* **Task objective**
Every line below that contains "count" is to be copied.

* **Provided records**

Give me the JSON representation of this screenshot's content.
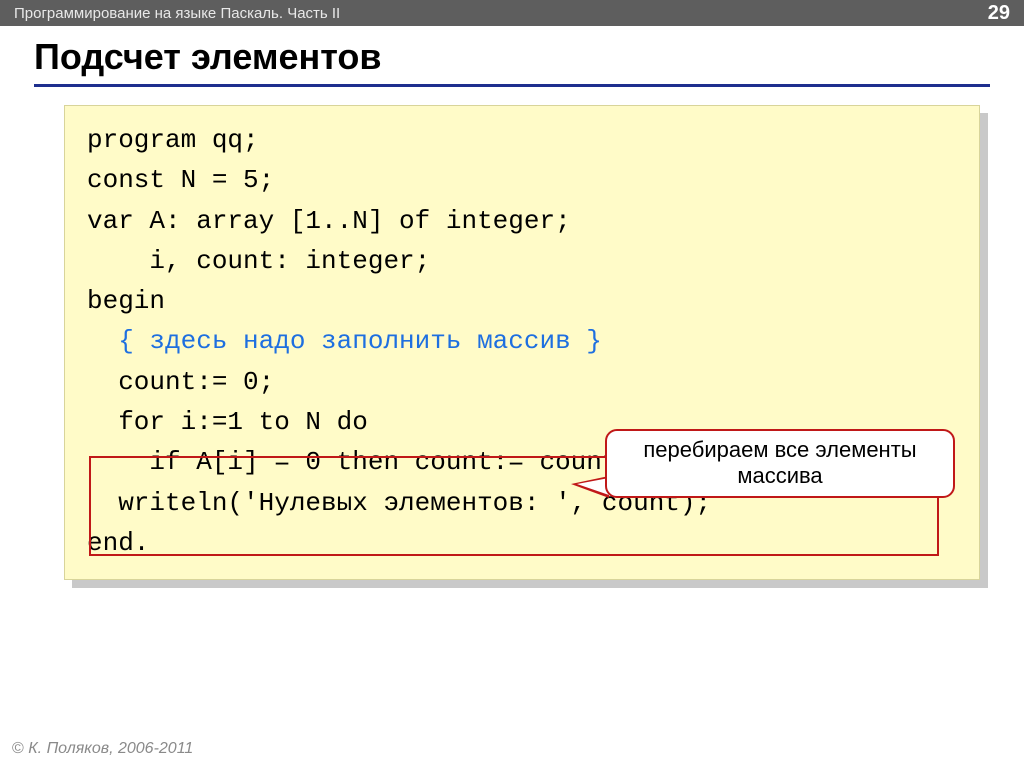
{
  "header": {
    "subtitle": "Программирование на языке Паскаль. Часть II",
    "page_number": "29"
  },
  "title": "Подсчет элементов",
  "code": {
    "l1": "program qq;",
    "l2": "const N = 5;",
    "l3": "var A: array [1..N] of integer;",
    "l4": "    i, count: integer;",
    "l5": "begin",
    "l6": "  { здесь надо заполнить массив }",
    "l7": "  count:= 0;",
    "l8": "  for i:=1 to N do",
    "l9": "    if A[i] = 0 then count:= count + 1;",
    "l10": "  writeln('Нулевых элементов: ', count);",
    "l11": "end."
  },
  "callout": "перебираем все элементы массива",
  "footer": {
    "copy": "©",
    "text": " К. Поляков, 2006-2011"
  }
}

* **Your response**
    "l4": "    i, count: integer;",
    "l7": "  count:= 0;",
    "l9": "    if A[i] = 0 then count:= count + 1;",
    "l10": "  writeln('Нулевых элементов: ', count);",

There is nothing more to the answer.